Alistair McAlpine, Baron McAlpine of West Green, doesn’t look like a man who could rescue the internet from suffocation by libellers, abusers and assorted other bestial nuisances.
Not to be rude, but he barely looks able or interested enough to switch on a computer at all.
But that, following the untrue allegations made about him by Left-wing journalists and politicians who were desperate to see “Tory” and “paedophile” in the same headline, is the role he is now playing by ferociously pursuing everyone who mentioned his name on Twitter in connection with child abuse.
Until last week, conventional opinion about the internet held that “you can’t get them all”: if a fact, whether under super-injunction or not, was spreading like wildfire around social media, then the law was powerless to stop it.
The internet, and social media in particular, was thrillingly powerful. It could subvert the justice system; with mass civil disobedience, the Twitterati imagined themselves as the new community charge rebels, engaged on a romantic crusade to defy the Establishment.
But all that has changed. Lord McAlpine, improperly accused of a heinous and reputation-destroying crime, has defied both the received wisdom about social media and Mark Twain’s oft-quoted dictum that “a lie can travel halfway around the world while the truth is putting on its shoes”.
Due prominence is a convention developed by the media to mitigate against the reality that corrections rarely reach as many people as the original story. The internet was thought to have made this problem exponentially worse. That is no longer true.

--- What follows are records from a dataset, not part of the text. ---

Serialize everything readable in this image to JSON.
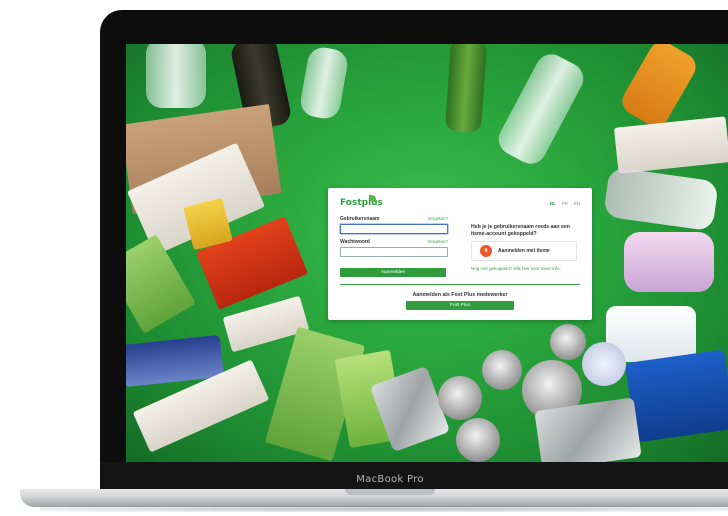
{
  "device": {
    "model_label": "MacBook Pro"
  },
  "app": {
    "logo": "Fostplus",
    "languages": [
      {
        "code": "NL",
        "active": true
      },
      {
        "code": "FR",
        "active": false
      },
      {
        "code": "EN",
        "active": false
      }
    ]
  },
  "login": {
    "username_label": "Gebruikersnaam",
    "username_value": "",
    "forgot_username": "Vergeten?",
    "password_label": "Wachtwoord",
    "password_value": "",
    "forgot_password": "Vergeten?",
    "submit_label": "Aanmelden"
  },
  "itsme": {
    "question": "Heb je je gebruikersnaam reeds aan een itsme-account gekoppeld?",
    "button_label": "Aanmelden met itsme",
    "icon_text": "it",
    "help_link": "Nog niet gekoppeld? Klik hier voor meer info."
  },
  "staff": {
    "title": "Aanmelden als Fost Plus medewerker",
    "button_label": "Fost Plus"
  },
  "colors": {
    "brand_green": "#2f9d3e",
    "itsme_orange": "#e8562a",
    "background_green": "#29a53c"
  }
}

We are now entering a new era, one in which not just irresponsible far-Left journalists like George Monbiot are forced to issue grovelling apologies. (We note with abject dismay that the Guardian has refused to cover George’s legal fees. We are equally distressed to see the ridiculous and attention-seeking Sally Bercow on Lord McAlpine’s hit list.)
Now, even the most gnat-like and insignificant pseudonymous irritator should consider his position carefully before hitting Send. As Melanie Philips puts it in today’s Daily Mail, this may be “a watershed moment in which the mob rule that until now has been allowed to rampage unchecked on the internet may finally be brought to heel”.

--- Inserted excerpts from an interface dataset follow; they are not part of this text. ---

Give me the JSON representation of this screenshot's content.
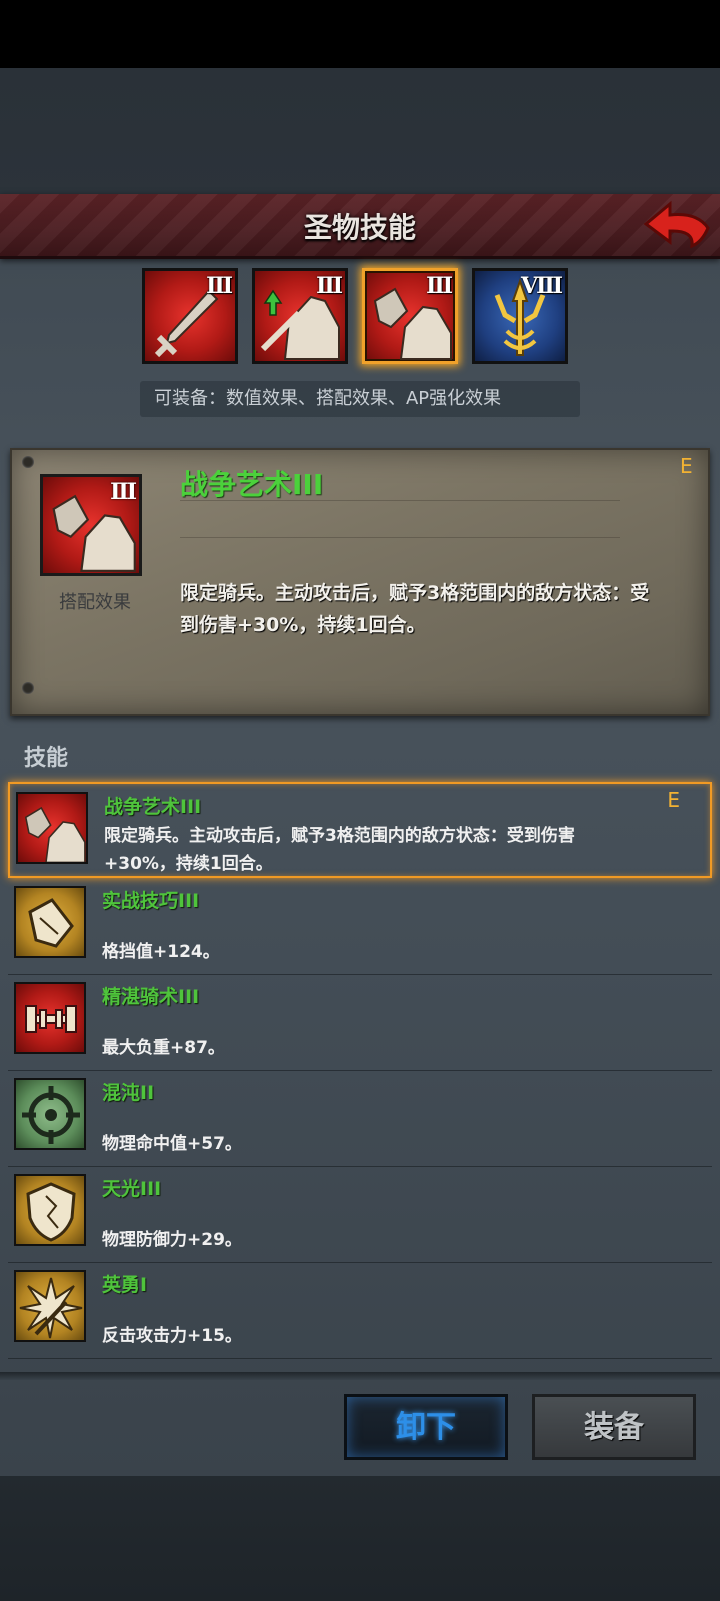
{
  "header": {
    "title": "圣物技能"
  },
  "tabs": [
    {
      "level": "III",
      "icon": "sword-icon",
      "color": "red"
    },
    {
      "level": "III",
      "icon": "horse-upgrade-icon",
      "color": "red"
    },
    {
      "level": "III",
      "icon": "gauntlet-horse-icon",
      "color": "red",
      "selected": true
    },
    {
      "level": "VIII",
      "icon": "trident-icon",
      "color": "blue"
    }
  ],
  "equip_hint": "可装备：数值效果、搭配效果、AP强化效果",
  "detail": {
    "level": "III",
    "type": "搭配效果",
    "name": "战争艺术III",
    "grade": "E",
    "description": "限定骑兵。主动攻击后，赋予3格范围内的敌方状态：受到伤害+30%，持续1回合。"
  },
  "skills_section": {
    "title": "技能",
    "items": [
      {
        "name": "战争艺术III",
        "desc": "限定骑兵。主动攻击后，赋予3格范围内的敌方状态：受到伤害+30%，持续1回合。",
        "grade": "E",
        "icon": "gauntlet-horse-icon"
      },
      {
        "name": "实战技巧III",
        "desc": "格挡值+124。",
        "icon": "gauntlet-icon"
      },
      {
        "name": "精湛骑术III",
        "desc": "最大负重+87。",
        "icon": "dumbbell-icon"
      },
      {
        "name": "混沌II",
        "desc": "物理命中值+57。",
        "icon": "crosshair-icon"
      },
      {
        "name": "天光III",
        "desc": "物理防御力+29。",
        "icon": "shield-icon"
      },
      {
        "name": "英勇I",
        "desc": "反击攻击力+15。",
        "icon": "burst-icon"
      }
    ]
  },
  "footer": {
    "unequip_label": "卸下",
    "equip_label": "装备"
  },
  "colors": {
    "skill_name": "#4fc43c",
    "grade": "#f2b233",
    "selected_border": "#f19a24",
    "unequip_text": "#2d8fe8"
  }
}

What Lord McAlpine is doing here isn’t merely his prerogative, as a man grievously wronged. It may also hold the key to the future of discourse in the public square.

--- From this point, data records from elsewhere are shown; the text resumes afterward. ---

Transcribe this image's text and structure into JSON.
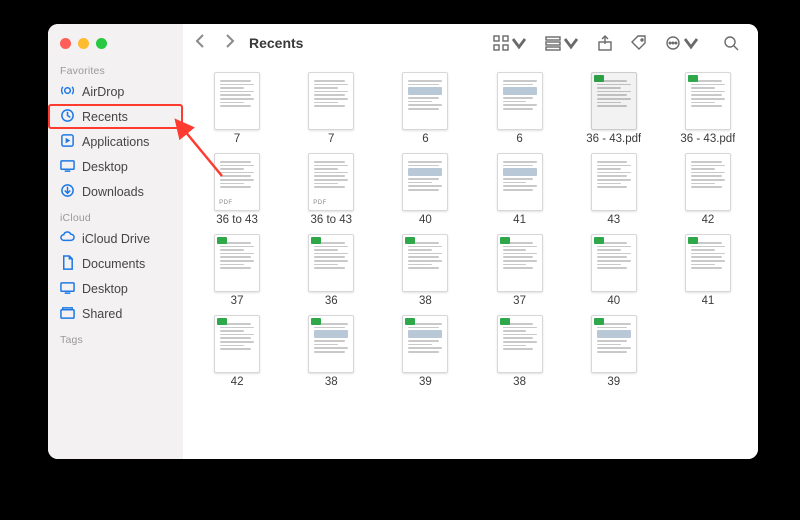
{
  "window_title": "Recents",
  "sidebar": {
    "sections": [
      {
        "label": "Favorites",
        "items": [
          {
            "icon": "airdrop-icon",
            "label": "AirDrop"
          },
          {
            "icon": "recents-icon",
            "label": "Recents",
            "highlighted": true
          },
          {
            "icon": "applications-icon",
            "label": "Applications"
          },
          {
            "icon": "desktop-icon",
            "label": "Desktop"
          },
          {
            "icon": "downloads-icon",
            "label": "Downloads"
          }
        ]
      },
      {
        "label": "iCloud",
        "items": [
          {
            "icon": "icloud-icon",
            "label": "iCloud Drive"
          },
          {
            "icon": "documents-icon",
            "label": "Documents"
          },
          {
            "icon": "desktop-icon",
            "label": "Desktop"
          },
          {
            "icon": "shared-icon",
            "label": "Shared"
          }
        ]
      },
      {
        "label": "Tags",
        "items": []
      }
    ]
  },
  "files": [
    {
      "name": "7",
      "greenCorner": false,
      "hasBlock": false,
      "pdfBadge": false,
      "dark": false
    },
    {
      "name": "7",
      "greenCorner": false,
      "hasBlock": false,
      "pdfBadge": false,
      "dark": false
    },
    {
      "name": "6",
      "greenCorner": false,
      "hasBlock": true,
      "pdfBadge": false,
      "dark": false
    },
    {
      "name": "6",
      "greenCorner": false,
      "hasBlock": true,
      "pdfBadge": false,
      "dark": false
    },
    {
      "name": "36 - 43.pdf",
      "greenCorner": true,
      "hasBlock": false,
      "pdfBadge": false,
      "dark": true
    },
    {
      "name": "36 - 43.pdf",
      "greenCorner": true,
      "hasBlock": false,
      "pdfBadge": false,
      "dark": false
    },
    {
      "name": "36 to 43",
      "greenCorner": false,
      "hasBlock": false,
      "pdfBadge": true,
      "dark": false
    },
    {
      "name": "36 to 43",
      "greenCorner": false,
      "hasBlock": false,
      "pdfBadge": true,
      "dark": false
    },
    {
      "name": "40",
      "greenCorner": false,
      "hasBlock": true,
      "pdfBadge": false,
      "dark": false
    },
    {
      "name": "41",
      "greenCorner": false,
      "hasBlock": true,
      "pdfBadge": false,
      "dark": false
    },
    {
      "name": "43",
      "greenCorner": false,
      "hasBlock": false,
      "pdfBadge": false,
      "dark": false
    },
    {
      "name": "42",
      "greenCorner": false,
      "hasBlock": false,
      "pdfBadge": false,
      "dark": false
    },
    {
      "name": "37",
      "greenCorner": true,
      "hasBlock": false,
      "pdfBadge": false,
      "dark": false
    },
    {
      "name": "36",
      "greenCorner": true,
      "hasBlock": false,
      "pdfBadge": false,
      "dark": false
    },
    {
      "name": "38",
      "greenCorner": true,
      "hasBlock": false,
      "pdfBadge": false,
      "dark": false
    },
    {
      "name": "37",
      "greenCorner": true,
      "hasBlock": false,
      "pdfBadge": false,
      "dark": false
    },
    {
      "name": "40",
      "greenCorner": true,
      "hasBlock": false,
      "pdfBadge": false,
      "dark": false
    },
    {
      "name": "41",
      "greenCorner": true,
      "hasBlock": false,
      "pdfBadge": false,
      "dark": false
    },
    {
      "name": "42",
      "greenCorner": true,
      "hasBlock": false,
      "pdfBadge": false,
      "dark": false
    },
    {
      "name": "38",
      "greenCorner": true,
      "hasBlock": true,
      "pdfBadge": false,
      "dark": false
    },
    {
      "name": "39",
      "greenCorner": true,
      "hasBlock": true,
      "pdfBadge": false,
      "dark": false
    },
    {
      "name": "38",
      "greenCorner": true,
      "hasBlock": false,
      "pdfBadge": false,
      "dark": false
    },
    {
      "name": "39",
      "greenCorner": true,
      "hasBlock": true,
      "pdfBadge": false,
      "dark": false
    }
  ],
  "annotation": {
    "highlight_target": "Recents",
    "arrow_color": "#ff3b30"
  }
}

As the media pay ever-more attention to the squabbles and silliness of social media, those hysterical and unaccountable tweeters who have held dominion over us for so long are at last getting their just desserts.
McAlpine is demonstrating why a take-no-prisoners approach is so effective. Massive and brutal retaliation is the only thing the grubby, spineless, spiteful hordes will understand. We say bravo.
Never again will a libeller be able to claim they didn’t know lying about a public figure on Twitter was risky. It’s a pity it took an innocent man getting fingered to bring it about, but there you go.
Social media put the tools of publishing into the hands of every citizen. It gave them power, but, until last week, no responsibility.
Now, users will now have to ask themselves, before issuing every tweet, blog post and status update, whether they would be prepared to defend their claims in court.
What a remarkable transformation from just a week ago. It should give us hope that the public, if it cannot be trusted to behave responsibly on its own, will now be forced to by public opinion and by the law.